Assignment:
The answer is the data below, repeated exactly, with no pictures included.
[[ Dataset entries, beginning ]]
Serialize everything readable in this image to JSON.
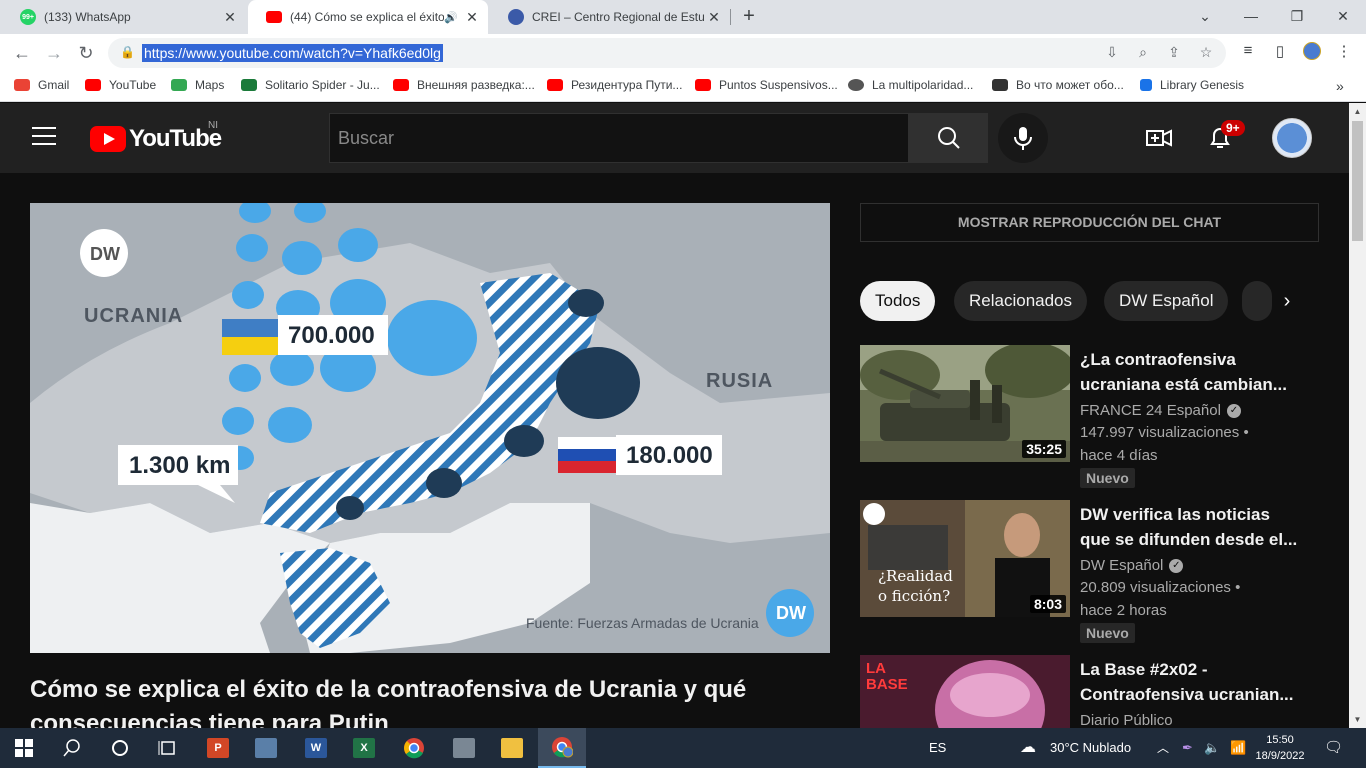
{
  "browser": {
    "tabs": [
      {
        "title": "(133) WhatsApp",
        "badge": "99+",
        "active": false
      },
      {
        "title": "(44) Cómo se explica el éxito",
        "active": true
      },
      {
        "title": "CREI – Centro Regional de Estud",
        "active": false
      }
    ],
    "url": "https://www.youtube.com/watch?v=Yhafk6ed0lg",
    "bookmarks": [
      "Gmail",
      "YouTube",
      "Maps",
      "Solitario Spider - Ju...",
      "Внешняя разведка:...",
      "Резидентура Пути...",
      "Puntos Suspensivos...",
      "La multipolaridad...",
      "Во что может обо...",
      "Library Genesis"
    ]
  },
  "youtube": {
    "logo_text": "YouTube",
    "country_code": "NI",
    "search_placeholder": "Buscar",
    "notif_count": "9+",
    "video": {
      "title": "Cómo se explica el éxito de la contraofensiva de Ucrania y qué consecuencias tiene para Putin",
      "map": {
        "label_ukraine": "UCRANIA",
        "label_russia": "RUSIA",
        "ukraine_troops": "700.000",
        "russia_troops": "180.000",
        "front_length": "1.300 km",
        "source": "Fuente: Fuerzas Armadas de Ucrania",
        "logo": "DW"
      }
    },
    "chat_button": "MOSTRAR REPRODUCCIÓN DEL CHAT",
    "chips": [
      "Todos",
      "Relacionados",
      "DW Español"
    ],
    "recommendations": [
      {
        "title": "¿La contraofensiva ucraniana está cambian...",
        "channel": "FRANCE 24 Español",
        "views": "147.997 visualizaciones •",
        "ago": "hace 4 días",
        "badge": "Nuevo",
        "duration": "35:25"
      },
      {
        "title": "DW verifica las noticias que se difunden desde el...",
        "channel": "DW Español",
        "views": "20.809 visualizaciones •",
        "ago": "hace 2 horas",
        "badge": "Nuevo",
        "duration": "8:03",
        "thumb_text": "¿Realidad o ficción?"
      },
      {
        "title": "La Base #2x02 - Contraofensiva ucranian...",
        "channel": "Diario Público",
        "thumb_text": "LA BASE"
      }
    ]
  },
  "taskbar": {
    "lang": "ES",
    "weather": "30°C  Nublado",
    "time": "15:50",
    "date": "18/9/2022"
  }
}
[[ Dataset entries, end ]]
Solution to this exercise:
Serialize everything readable in this image to JSON.
{
  "browser": {
    "tabs": [
      {
        "title": "(133) WhatsApp",
        "badge": "99+",
        "active": false
      },
      {
        "title": "(44) Cómo se explica el éxito",
        "active": true
      },
      {
        "title": "CREI – Centro Regional de Estud",
        "active": false
      }
    ],
    "url": "https://www.youtube.com/watch?v=Yhafk6ed0lg",
    "bookmarks": [
      "Gmail",
      "YouTube",
      "Maps",
      "Solitario Spider - Ju...",
      "Внешняя разведка:...",
      "Резидентура Пути...",
      "Puntos Suspensivos...",
      "La multipolaridad...",
      "Во что может обо...",
      "Library Genesis"
    ]
  },
  "youtube": {
    "logo_text": "YouTube",
    "country_code": "NI",
    "search_placeholder": "Buscar",
    "notif_count": "9+",
    "video": {
      "title": "Cómo se explica el éxito de la contraofensiva de Ucrania y qué consecuencias tiene para Putin",
      "map": {
        "label_ukraine": "UCRANIA",
        "label_russia": "RUSIA",
        "ukraine_troops": "700.000",
        "russia_troops": "180.000",
        "front_length": "1.300 km",
        "source": "Fuente: Fuerzas Armadas de Ucrania",
        "logo": "DW"
      }
    },
    "chat_button": "MOSTRAR REPRODUCCIÓN DEL CHAT",
    "chips": [
      "Todos",
      "Relacionados",
      "DW Español"
    ],
    "recommendations": [
      {
        "title": "¿La contraofensiva ucraniana está cambian...",
        "channel": "FRANCE 24 Español",
        "views": "147.997 visualizaciones •",
        "ago": "hace 4 días",
        "badge": "Nuevo",
        "duration": "35:25"
      },
      {
        "title": "DW verifica las noticias que se difunden desde el...",
        "channel": "DW Español",
        "views": "20.809 visualizaciones •",
        "ago": "hace 2 horas",
        "badge": "Nuevo",
        "duration": "8:03",
        "thumb_text": "¿Realidad o ficción?"
      },
      {
        "title": "La Base #2x02 - Contraofensiva ucranian...",
        "channel": "Diario Público",
        "thumb_text": "LA BASE"
      }
    ]
  },
  "taskbar": {
    "lang": "ES",
    "weather": "30°C  Nublado",
    "time": "15:50",
    "date": "18/9/2022"
  }
}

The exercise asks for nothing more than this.